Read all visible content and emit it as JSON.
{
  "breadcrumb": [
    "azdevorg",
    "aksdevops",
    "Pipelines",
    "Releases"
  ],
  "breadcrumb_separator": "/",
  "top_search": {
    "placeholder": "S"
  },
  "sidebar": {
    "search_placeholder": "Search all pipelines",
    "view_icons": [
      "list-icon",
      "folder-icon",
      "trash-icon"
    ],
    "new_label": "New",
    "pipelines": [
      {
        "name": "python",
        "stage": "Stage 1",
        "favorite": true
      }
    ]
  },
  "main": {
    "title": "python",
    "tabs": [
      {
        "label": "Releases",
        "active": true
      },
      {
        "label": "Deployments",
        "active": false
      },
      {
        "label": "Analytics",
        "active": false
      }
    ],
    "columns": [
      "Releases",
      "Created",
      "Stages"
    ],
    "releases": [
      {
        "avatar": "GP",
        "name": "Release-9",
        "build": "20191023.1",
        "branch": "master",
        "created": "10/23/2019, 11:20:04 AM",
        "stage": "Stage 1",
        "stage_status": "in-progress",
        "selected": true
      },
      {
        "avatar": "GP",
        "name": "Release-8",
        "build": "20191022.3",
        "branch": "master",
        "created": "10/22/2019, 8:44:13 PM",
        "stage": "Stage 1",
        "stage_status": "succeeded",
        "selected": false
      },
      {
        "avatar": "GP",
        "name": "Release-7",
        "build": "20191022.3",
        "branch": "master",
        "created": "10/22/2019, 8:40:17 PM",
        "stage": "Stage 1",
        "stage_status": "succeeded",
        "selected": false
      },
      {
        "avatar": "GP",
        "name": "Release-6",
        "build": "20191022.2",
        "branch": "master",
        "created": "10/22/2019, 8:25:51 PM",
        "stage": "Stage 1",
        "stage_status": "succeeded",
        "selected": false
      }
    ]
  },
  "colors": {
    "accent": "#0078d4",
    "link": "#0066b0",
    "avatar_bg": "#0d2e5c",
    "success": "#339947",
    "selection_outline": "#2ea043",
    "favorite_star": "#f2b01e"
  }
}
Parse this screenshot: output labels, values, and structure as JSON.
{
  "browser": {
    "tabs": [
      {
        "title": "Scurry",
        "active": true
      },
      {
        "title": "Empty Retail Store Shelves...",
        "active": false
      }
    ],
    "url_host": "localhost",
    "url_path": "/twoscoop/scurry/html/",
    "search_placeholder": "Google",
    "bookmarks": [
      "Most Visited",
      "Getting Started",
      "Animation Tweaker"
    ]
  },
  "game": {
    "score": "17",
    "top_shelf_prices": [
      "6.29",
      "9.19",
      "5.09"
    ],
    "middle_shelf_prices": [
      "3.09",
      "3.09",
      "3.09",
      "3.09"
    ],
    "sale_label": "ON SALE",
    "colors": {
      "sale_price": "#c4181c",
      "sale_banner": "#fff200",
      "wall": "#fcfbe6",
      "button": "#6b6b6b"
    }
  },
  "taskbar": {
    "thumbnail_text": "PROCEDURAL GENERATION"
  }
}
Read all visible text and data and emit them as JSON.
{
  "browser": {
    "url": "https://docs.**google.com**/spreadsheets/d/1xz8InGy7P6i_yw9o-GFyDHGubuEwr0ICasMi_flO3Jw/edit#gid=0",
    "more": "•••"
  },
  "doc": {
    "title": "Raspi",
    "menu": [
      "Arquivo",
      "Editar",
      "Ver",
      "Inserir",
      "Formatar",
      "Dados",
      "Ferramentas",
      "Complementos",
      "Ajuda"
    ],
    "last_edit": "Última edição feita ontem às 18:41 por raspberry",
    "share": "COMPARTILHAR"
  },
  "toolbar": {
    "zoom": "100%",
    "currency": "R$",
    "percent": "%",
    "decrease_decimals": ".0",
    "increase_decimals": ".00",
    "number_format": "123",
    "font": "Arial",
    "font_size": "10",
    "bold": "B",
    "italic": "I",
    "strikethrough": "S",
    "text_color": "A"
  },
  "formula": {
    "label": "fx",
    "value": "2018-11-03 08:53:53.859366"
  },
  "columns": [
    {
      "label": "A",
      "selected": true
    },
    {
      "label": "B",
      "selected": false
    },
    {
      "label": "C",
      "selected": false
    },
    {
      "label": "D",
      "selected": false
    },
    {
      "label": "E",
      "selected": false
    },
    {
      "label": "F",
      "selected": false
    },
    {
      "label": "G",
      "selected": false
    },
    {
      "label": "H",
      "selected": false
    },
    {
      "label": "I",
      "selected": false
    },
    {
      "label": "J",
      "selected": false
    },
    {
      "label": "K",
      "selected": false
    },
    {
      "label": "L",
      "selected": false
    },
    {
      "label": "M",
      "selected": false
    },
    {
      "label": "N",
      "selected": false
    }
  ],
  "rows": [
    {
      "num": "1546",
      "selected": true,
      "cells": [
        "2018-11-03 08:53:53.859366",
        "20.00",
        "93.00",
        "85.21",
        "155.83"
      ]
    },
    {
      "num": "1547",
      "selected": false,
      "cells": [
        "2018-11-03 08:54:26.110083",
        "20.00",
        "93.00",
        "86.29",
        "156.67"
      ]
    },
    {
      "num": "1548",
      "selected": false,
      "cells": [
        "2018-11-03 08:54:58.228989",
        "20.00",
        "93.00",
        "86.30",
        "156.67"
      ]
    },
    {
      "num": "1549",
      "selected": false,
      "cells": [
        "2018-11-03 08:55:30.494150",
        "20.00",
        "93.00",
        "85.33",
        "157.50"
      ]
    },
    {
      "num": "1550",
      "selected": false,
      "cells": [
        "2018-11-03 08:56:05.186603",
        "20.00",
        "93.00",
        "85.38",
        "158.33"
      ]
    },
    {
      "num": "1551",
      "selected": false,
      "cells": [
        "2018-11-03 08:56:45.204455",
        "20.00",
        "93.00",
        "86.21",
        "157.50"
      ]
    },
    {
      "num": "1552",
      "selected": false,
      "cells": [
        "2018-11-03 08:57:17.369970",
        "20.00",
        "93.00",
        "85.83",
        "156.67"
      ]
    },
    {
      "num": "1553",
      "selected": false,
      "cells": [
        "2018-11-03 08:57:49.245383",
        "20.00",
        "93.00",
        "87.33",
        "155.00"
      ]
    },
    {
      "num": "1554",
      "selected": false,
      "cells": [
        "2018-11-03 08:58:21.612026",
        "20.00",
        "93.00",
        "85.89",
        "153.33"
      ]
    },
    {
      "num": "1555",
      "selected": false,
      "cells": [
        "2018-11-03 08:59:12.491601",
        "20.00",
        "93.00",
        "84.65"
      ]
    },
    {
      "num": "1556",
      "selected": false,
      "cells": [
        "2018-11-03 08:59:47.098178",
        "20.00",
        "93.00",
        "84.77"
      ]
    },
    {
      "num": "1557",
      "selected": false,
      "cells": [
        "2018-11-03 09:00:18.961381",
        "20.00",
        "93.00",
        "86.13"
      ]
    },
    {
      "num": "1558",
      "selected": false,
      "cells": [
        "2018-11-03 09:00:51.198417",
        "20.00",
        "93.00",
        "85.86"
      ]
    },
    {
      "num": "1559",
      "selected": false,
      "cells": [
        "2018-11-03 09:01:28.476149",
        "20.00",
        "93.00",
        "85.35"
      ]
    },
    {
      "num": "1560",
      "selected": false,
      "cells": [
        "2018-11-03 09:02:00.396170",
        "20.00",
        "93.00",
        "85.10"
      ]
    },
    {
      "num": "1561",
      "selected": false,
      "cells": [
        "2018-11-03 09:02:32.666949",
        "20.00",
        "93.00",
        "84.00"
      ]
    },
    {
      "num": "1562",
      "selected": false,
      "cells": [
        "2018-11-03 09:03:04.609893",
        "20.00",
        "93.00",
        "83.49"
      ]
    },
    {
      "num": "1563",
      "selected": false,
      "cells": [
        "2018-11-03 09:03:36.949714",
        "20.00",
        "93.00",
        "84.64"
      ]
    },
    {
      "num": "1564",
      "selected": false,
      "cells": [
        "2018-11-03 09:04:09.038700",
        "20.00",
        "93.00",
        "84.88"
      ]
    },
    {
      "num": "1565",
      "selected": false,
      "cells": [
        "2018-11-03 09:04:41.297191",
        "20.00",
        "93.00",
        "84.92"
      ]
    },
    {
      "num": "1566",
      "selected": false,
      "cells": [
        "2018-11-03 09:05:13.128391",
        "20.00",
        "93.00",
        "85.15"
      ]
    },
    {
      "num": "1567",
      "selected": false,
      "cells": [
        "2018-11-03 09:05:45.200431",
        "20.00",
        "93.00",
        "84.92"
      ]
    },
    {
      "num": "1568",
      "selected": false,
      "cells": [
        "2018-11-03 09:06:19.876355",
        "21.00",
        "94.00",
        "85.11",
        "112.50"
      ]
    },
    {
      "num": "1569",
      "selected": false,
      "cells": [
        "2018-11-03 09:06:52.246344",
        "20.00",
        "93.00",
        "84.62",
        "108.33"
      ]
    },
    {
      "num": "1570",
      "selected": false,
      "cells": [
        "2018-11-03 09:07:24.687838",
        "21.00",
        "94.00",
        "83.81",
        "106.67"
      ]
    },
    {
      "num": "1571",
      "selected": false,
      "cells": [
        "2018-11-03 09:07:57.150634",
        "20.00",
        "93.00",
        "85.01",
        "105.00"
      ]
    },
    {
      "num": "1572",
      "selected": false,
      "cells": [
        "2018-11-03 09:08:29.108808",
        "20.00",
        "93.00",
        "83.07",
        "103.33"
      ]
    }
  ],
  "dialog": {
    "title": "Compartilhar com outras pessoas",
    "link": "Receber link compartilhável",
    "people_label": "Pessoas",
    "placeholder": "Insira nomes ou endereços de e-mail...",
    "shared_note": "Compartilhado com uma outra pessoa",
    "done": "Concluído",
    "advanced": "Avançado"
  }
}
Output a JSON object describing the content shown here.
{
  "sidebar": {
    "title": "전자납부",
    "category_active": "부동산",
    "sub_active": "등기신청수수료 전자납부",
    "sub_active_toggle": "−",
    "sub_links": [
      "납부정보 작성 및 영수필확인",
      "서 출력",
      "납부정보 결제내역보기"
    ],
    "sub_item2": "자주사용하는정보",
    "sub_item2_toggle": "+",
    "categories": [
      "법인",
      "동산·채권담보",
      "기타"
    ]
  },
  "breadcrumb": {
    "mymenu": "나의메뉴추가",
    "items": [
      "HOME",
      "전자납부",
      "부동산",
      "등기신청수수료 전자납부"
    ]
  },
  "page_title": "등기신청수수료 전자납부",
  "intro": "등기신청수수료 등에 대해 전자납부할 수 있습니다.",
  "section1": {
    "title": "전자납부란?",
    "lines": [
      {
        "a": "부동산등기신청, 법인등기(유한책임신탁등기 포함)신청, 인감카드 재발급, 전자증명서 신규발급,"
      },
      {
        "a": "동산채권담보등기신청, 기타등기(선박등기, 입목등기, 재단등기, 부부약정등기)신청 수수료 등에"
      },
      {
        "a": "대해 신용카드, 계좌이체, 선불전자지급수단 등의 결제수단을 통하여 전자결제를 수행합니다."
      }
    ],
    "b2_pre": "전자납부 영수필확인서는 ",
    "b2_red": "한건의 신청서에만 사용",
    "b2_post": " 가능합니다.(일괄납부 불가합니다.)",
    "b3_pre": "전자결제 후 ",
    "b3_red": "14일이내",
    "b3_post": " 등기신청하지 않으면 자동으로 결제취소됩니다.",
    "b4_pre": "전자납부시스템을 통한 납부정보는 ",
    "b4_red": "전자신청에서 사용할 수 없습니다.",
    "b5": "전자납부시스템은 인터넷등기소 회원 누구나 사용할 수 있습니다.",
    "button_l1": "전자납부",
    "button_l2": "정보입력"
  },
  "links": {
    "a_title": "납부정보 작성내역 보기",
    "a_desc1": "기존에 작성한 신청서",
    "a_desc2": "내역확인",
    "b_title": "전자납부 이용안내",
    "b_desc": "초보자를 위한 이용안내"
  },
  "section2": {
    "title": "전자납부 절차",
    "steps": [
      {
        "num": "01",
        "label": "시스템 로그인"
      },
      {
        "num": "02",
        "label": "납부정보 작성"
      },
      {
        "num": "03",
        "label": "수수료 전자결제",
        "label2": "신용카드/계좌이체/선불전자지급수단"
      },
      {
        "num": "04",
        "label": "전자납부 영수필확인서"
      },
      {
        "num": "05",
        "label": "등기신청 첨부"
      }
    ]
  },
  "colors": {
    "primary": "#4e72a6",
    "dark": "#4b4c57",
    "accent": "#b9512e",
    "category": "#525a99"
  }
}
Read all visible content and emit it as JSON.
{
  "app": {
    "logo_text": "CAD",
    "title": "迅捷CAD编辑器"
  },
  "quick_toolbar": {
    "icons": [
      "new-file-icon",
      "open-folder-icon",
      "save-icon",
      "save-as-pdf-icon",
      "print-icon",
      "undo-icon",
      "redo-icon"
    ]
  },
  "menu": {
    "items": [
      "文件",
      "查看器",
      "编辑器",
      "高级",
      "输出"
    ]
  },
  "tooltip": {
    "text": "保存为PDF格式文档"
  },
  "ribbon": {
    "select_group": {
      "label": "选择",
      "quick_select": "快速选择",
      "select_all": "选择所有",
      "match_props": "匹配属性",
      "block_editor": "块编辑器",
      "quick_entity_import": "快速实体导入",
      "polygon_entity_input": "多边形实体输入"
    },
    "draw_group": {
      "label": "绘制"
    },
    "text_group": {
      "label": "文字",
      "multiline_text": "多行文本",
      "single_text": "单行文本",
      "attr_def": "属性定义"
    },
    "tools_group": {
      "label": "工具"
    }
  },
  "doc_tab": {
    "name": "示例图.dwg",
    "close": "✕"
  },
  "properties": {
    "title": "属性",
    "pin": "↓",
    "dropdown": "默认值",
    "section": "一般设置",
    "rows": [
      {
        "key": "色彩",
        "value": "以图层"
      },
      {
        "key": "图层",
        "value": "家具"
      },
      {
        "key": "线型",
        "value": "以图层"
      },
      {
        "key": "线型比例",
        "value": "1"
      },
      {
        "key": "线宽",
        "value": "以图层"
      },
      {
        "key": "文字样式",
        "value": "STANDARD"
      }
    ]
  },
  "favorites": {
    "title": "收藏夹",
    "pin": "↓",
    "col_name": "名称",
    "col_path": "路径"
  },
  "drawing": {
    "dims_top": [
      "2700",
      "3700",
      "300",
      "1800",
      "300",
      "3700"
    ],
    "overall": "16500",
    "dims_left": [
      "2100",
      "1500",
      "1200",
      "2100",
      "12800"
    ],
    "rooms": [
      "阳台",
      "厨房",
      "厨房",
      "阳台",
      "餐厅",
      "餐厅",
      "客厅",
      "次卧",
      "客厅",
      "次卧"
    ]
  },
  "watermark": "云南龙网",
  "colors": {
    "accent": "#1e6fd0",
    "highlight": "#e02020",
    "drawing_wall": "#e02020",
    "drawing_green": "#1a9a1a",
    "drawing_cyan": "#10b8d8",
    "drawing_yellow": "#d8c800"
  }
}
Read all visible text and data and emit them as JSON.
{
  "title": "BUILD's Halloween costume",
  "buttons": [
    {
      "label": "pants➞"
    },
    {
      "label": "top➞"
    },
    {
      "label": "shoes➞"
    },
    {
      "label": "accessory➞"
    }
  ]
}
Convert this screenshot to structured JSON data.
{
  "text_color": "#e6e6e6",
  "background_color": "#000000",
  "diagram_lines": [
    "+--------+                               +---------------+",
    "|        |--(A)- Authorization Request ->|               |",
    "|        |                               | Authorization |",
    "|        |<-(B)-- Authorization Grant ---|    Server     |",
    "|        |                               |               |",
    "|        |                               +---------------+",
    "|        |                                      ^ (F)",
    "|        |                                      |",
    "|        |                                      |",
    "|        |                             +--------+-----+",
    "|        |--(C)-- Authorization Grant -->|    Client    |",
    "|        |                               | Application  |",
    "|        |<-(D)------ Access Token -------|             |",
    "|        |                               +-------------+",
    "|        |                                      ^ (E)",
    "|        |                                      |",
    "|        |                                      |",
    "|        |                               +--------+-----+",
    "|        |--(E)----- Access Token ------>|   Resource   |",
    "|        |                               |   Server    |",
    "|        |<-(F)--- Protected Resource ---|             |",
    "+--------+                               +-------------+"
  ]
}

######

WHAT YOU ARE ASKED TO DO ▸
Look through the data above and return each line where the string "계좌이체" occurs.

SOLUTION FOR THIS EXERCISE ▸
        "a": "대해 신용카드, 계좌이체, 선불전자지급수단 등의 결제수단을 통하여 전자결제를 수행합니다."
        "label2": "신용카드/계좌이체/선불전자지급수단"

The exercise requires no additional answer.